Eastman Kodak, one of the world’s largest makers of cameras and films has announced what it claims is a groundbreaking color-filter technology that increases the sensitivity to light of the image sensor in digital cameras by up to four times, enabling users to take better pictures in poor light.
The new sensor layout is intended to succeed the industry-standard "Bayer Pattern," an arrangement where half of the pixels on the sensor are used to collect green light, with the remaining pixels split evenly between sensitivity to red and blue light.
'Now, we are using panchromatic pixels – which are more sensitive than green pixels because none of the photons get filtered out or wasted – to act as the luminance. This gives us a more sensitive luminance channel in the final image which raises the sensitivity of the entire sensor,' claimed John Hamilton who helped develop the technology.
After exposure, a full color signal for each pixel in the final image is reconstructed by software.

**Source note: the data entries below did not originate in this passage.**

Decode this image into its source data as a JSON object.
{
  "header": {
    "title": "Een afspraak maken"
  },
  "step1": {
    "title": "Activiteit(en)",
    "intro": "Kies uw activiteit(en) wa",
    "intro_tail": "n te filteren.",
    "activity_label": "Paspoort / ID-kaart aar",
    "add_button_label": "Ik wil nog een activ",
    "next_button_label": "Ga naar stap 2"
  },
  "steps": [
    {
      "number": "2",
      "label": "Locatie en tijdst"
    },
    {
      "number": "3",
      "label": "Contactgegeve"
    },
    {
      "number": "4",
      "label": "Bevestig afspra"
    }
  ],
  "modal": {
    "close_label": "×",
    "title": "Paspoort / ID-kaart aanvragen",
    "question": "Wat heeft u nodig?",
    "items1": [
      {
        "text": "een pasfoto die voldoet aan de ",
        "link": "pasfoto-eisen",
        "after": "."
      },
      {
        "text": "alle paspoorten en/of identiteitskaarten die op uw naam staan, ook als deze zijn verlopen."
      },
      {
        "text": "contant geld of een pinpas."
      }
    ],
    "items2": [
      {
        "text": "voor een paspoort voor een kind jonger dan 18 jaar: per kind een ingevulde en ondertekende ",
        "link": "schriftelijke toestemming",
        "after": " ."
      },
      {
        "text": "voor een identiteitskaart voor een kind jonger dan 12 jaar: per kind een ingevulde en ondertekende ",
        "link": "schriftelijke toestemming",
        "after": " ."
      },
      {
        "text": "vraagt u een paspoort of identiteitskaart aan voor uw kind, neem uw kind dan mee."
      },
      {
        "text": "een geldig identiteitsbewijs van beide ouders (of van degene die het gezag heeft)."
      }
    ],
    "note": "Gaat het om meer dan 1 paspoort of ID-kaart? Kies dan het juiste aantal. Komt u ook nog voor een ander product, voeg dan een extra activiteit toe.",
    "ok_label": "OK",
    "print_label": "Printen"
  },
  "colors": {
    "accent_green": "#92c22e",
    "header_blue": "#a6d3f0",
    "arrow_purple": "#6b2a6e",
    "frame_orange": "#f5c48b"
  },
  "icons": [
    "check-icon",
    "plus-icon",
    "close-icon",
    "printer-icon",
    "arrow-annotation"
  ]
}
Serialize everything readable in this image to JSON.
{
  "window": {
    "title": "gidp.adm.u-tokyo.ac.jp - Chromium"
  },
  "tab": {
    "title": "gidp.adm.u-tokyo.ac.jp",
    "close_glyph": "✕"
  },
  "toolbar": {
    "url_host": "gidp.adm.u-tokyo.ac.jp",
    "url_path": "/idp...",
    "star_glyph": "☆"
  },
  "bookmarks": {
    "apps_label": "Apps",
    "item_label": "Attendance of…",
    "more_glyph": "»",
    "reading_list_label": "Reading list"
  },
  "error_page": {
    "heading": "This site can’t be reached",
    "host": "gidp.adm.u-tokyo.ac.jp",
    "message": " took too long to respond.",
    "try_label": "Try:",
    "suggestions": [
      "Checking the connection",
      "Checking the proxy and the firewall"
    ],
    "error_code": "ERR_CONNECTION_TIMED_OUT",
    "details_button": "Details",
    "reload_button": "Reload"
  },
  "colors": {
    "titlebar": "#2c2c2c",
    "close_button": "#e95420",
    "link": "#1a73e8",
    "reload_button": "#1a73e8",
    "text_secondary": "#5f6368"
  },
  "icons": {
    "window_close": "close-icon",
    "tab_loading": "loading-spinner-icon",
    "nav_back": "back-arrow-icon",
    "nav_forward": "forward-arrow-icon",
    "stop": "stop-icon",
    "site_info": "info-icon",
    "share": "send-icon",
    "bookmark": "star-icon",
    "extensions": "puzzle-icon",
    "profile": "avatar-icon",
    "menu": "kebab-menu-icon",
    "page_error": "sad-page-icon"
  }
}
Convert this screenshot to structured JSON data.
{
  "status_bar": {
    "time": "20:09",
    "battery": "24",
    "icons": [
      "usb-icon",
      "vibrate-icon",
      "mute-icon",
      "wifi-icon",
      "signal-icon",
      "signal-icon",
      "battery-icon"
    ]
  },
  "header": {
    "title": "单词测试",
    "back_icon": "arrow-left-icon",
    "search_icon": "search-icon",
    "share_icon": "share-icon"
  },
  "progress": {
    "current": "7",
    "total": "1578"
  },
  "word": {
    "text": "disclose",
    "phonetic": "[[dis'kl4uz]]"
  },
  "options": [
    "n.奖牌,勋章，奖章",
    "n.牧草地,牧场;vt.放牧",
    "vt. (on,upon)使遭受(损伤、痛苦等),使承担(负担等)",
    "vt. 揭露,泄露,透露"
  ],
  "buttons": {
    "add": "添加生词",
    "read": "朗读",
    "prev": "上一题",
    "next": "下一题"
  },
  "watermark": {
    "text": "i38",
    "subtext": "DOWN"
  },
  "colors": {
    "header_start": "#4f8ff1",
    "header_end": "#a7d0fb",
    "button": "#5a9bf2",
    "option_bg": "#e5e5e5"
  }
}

In a low light situation, these new patterns will produce a lot less color noise overall than a Bayer pattern sensor and would reduce camera shake as well. Although this new technology has yet to be introduced into any camera, a sample of Kodak's new image sensor will be available to manufacturers in the first quarter of 2008.